Firstly it's the teensiest weeniest little book - just 12,000 words for your £10. But far more significantly, Roberto Trotta has decided, for reasons it surely is impossible to explain rationally, to write the book only using the 1,000 most common words in English. (In practice he only used 707.) When I first saw that I thought that this was an attempt to write a science book for those who struggle to read, so he was sticking to a limited vocabulary. But no - the approach means that Trotta has to go all around the houses to use words in ways they were never intended to be used. So, for instance, a planet is a 'crazy star', an atom (or more precisely, a particle) is a 'drop' and the universe is the 'all-there-is.'
That 1,000 word vocabulary seems painfully arbitrary. I don't even know where he got it from. When I looked up a list of the most common 1,000 words in English, they included both planet and atom, so it seems as if his list has almost been deliberately chosen to be difficult to use. Trotta makes an even more bizarre choice about proper names. He uses people's proper names with gay abandon, but doesn't use country names. So, he calls China, 'the land of Mr. Mao' - which is more like a crossword puzzle clue than something that simplifies the reading. (He also insists on calling people Mr. this and Mr. that, presumably because Mr. and Mrs. are in the list - but when he has said Mr. Einstein 10 times, it just seems weird. Why not just 'Einstein'?)
And yet... and yet the result is something with a strangely hypnotic, poetic quality. I was reminded most of all of Longfellow's The Song of Hiawatha. This book isn't in verse, but it has the same, slightly mystical, rhythmic feel that translates a fairly ordinary story (like the opening chapter about an astronomer arriving at an observatory) into something magical. I really wanted to read it aloud. It fascinates despite itself. And though I wouldn't say it's a great way to find out about cosmology, as you spend a lot of your time trying to convert the words into something understandable - it certainly gives a feel for the excitement and intensity of the best modern work in the field.
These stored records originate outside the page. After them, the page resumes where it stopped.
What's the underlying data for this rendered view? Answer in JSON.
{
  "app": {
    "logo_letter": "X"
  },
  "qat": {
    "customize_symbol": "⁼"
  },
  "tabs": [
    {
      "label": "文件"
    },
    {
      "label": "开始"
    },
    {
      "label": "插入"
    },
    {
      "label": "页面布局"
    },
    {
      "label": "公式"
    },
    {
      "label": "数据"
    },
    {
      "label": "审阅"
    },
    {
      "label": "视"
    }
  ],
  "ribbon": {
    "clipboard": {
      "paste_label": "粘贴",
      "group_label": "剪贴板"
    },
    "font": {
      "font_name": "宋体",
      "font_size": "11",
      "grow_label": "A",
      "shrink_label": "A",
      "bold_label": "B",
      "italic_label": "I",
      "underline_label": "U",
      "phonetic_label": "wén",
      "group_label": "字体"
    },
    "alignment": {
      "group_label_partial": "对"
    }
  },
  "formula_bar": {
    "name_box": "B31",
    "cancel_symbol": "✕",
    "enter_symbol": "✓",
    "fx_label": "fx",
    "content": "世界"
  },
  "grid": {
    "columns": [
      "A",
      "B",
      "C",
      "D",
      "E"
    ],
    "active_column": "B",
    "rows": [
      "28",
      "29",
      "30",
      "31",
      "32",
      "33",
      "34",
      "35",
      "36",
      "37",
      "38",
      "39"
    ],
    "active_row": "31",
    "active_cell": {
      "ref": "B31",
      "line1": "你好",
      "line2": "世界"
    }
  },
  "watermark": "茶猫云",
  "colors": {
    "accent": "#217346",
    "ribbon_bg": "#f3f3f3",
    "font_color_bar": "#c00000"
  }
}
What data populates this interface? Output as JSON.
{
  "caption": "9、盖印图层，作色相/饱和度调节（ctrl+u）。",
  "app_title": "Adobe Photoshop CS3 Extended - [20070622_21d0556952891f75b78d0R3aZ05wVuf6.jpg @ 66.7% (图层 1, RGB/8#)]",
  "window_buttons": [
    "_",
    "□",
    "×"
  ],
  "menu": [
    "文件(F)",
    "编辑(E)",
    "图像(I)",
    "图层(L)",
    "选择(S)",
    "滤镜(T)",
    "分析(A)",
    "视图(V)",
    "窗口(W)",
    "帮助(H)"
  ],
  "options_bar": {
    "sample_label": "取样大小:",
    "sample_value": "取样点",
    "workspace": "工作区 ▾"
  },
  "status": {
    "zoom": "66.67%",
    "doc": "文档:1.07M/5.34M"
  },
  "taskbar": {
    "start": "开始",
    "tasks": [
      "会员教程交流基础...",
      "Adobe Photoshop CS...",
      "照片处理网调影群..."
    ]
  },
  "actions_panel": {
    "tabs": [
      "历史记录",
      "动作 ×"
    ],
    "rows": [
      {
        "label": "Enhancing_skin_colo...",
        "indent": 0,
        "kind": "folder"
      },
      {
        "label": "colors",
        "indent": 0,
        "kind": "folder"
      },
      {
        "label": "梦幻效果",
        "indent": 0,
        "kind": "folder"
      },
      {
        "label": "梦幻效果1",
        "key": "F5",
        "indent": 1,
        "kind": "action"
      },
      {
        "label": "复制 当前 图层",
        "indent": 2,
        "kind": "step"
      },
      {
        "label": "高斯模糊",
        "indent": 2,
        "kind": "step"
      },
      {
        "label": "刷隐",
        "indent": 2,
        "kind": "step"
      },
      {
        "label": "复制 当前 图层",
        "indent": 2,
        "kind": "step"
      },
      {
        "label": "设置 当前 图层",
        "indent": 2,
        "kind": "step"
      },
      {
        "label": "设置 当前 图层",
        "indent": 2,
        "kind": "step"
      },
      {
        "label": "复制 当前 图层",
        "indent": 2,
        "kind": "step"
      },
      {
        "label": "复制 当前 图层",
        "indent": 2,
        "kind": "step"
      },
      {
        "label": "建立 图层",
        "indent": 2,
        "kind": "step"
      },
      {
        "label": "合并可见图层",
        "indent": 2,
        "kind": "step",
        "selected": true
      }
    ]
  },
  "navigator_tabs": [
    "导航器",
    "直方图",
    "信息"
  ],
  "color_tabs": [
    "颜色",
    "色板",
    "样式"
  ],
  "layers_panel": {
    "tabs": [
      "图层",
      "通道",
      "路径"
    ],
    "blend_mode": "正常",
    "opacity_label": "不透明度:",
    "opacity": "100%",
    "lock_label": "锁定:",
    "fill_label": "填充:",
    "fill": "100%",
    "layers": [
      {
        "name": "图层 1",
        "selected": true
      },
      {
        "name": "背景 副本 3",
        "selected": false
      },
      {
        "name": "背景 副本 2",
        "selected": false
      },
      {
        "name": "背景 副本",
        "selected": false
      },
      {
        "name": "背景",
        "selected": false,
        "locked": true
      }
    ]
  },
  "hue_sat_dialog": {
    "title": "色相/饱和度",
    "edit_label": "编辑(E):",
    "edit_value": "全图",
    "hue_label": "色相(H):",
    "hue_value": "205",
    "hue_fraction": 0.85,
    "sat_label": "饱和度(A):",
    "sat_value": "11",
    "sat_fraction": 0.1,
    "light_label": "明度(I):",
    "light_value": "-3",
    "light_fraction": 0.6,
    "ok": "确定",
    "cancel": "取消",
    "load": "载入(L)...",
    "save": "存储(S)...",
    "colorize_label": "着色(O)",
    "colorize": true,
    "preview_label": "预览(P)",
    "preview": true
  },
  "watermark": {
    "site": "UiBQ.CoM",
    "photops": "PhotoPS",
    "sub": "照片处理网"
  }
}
If I have any criticism of the content it's the common one that there is far too much certainty in the way what is inevitably a speculative field is presented. Trotta even says 'We know the age of the All-There-Is is well that it would be like be able to tell the day of the year a stranger in the street came to life to the nearest day just by looking at him.' Admittedly the dating of the big bang hasn't changed much lately - but it has before and it may again. This is emphasised by the way Trotta tells us 'This Early Push [inflation] left space-time shaking with lots of waves, which student-people think they have now picked up with a Far-Seer at the bottom end of our Home-World.' Unfortunately, the BICEP2 experiment this refers to did not do this after all - and what's worse, some even have suggested that what evidence there is suggests inflation is an incorrect model.
So it's a shame Trotta didn't use the exceptional form he has chosen in order to emphasise that science involves model building - more poetic, if you like, than establishing truth. But that didn't stop me liking this little gem. The best comparison I have for it is Alan Garner's Stone Book quartet - and that's a recommendation indeed. (It is on Kindle, but I recommend the paper version, as it's a handsome little book. There is also an audio version, which may be good for the poetic feel, but you probably need to see some of these words to understand what is meant.)
Review by Brian Clegg